For Joy Seitz, president and CEO of American Solar & Roofing, the IRA’s extension of the residential solar tax incentives means her business can now operate on surer footing.
“There was always a cliff looming where [the tax credit] could go away because it might not get renewed by the current Congress,” Seitz explains. “Or that it would fall two to three percentage points, which we were about to experience. Last year, we went from 30% to 26%, and it was scheduled to decline to 23% next year. In any business, you want to have stable and reliable policy forecasts you can build a company around.”
For the first time companies like American Solar & Roofing can count on solar incentives staying at 30% for a decade, which helps with sales projections since a reduction in the tax credit effectively raises the cost of the product for consumers. This surety, Seitz says, allows her to focus more on other aspects of the business, such as culture, training programs and being active in the community.
“I’m no longer having to walk the halls of Congress trying to convince them we’re a reliable sector that can do great things for not only our state, but for the U.S.,” she says. “The 10-year roadmap [in the IRA] gives everyone a runway to figure out how to move off coal and fossil fuels into something that’s clean, sustainable and creates jobs.”
The IRA dedicates $369 billion to combating climate change through investments in renewable energy, with incentives for both residential and commercial uses. It contains tax credits covering 30% of the costs of community solar projects, with additional bonus credits of 20% for projects at affordable housing properties and 10% for projects in low-income communities.

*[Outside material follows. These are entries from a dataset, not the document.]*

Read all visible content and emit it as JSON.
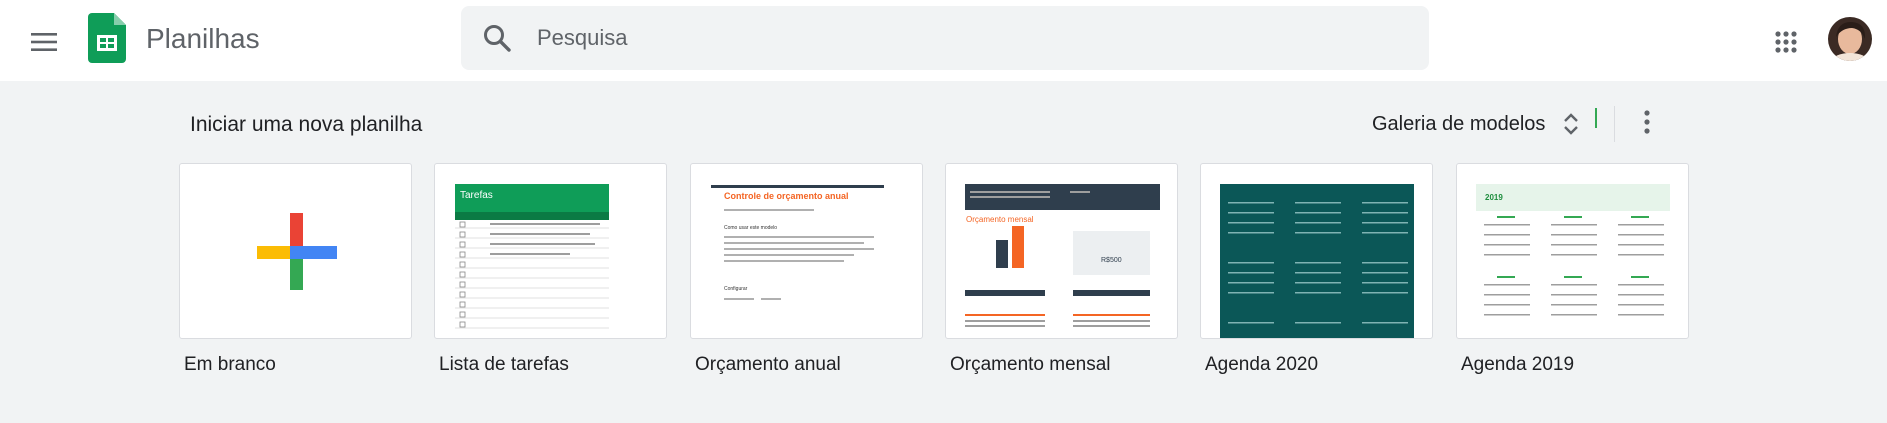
{
  "header": {
    "app_title": "Planilhas",
    "menu_icon": "hamburger-menu-icon",
    "logo_icon": "sheets-logo-icon",
    "apps_icon": "google-apps-grid-icon",
    "search": {
      "placeholder": "Pesquisa",
      "value": ""
    }
  },
  "templates": {
    "section_title": "Iniciar uma nova planilha",
    "gallery_label": "Galeria de modelos",
    "items": [
      {
        "label": "Em branco"
      },
      {
        "label": "Lista de tarefas",
        "preview_title": "Tarefas"
      },
      {
        "label": "Orçamento anual",
        "preview_title": "Controle de orçamento anual",
        "preview_subtitle": "Como usar este modelo",
        "preview_section": "Configurar"
      },
      {
        "label": "Orçamento mensal",
        "preview_title": "Orçamento mensal",
        "preview_value": "R$500"
      },
      {
        "label": "Agenda 2020"
      },
      {
        "label": "Agenda 2019",
        "preview_year": "2019"
      }
    ]
  },
  "colors": {
    "sheets_green": "#0f9d58",
    "plus_red": "#ea4335",
    "plus_blue": "#4285f4",
    "plus_yellow": "#fbbc04",
    "plus_green": "#34a853",
    "teal": "#0b5757",
    "orange": "#f46524"
  }
}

But long before the federal government made these funds available, Kuldip Verma, founder and CEO of Vermaland, saw Greater Phoenix’s potential for large scale solar generation back in 2007.
“There was a downturn in the land market, and we started exploring what other avenues we could tap into. Solar came to mind, and it was starting to grow,” Verma explains. “We did sell some land to solar developers [at that time], but they weren’t that big of parcels and the technology was still expensive.”
Today, solar cells are considerably cheaper, with the Solar Energy Industries Association (SEIA) reporting that prices have fallen 52% over the last 10 years. This, combined with the tax credits available in the IRA, have made the development of solar farms more economically feasible.
Some developers, Verma says, had the foresight to see the growing demand for solar electricity — especially as electric vehicles become more prevalent — and began purchasing land for solar projects two years ago. The biggest increase in interest, however, was in the first half of 2022 when the IRA was taking shape.
“Initially, [developers] were looking for larger parcels — about 3,000 acres for a 500-megawatt project,” Verma says. “Now, with the new IRA incentives, there will be smaller ones as well, maybe 40 acres for a 10-megawatt farm.”
For now, Verma says his company is focused on the larger parcels and has put negotiations on hold for properties less than 100 acres so more resources can be dedicated to the bigger deals. Vermaland has 14,000 acres in the pipeline and anticipates more within the next 12 months. He believes this boom in solar farms will be a boon for Arizona, but notes that there’s only so much private land left.
“Most of the larger parcels are being picked up by the solar companies in Buckeye, Tonopah and Gila Bend. In three or four years, I anticipate a huge shortage,” he concludes. “This can be best compared to the gold rush, but we are viewing land as gold.”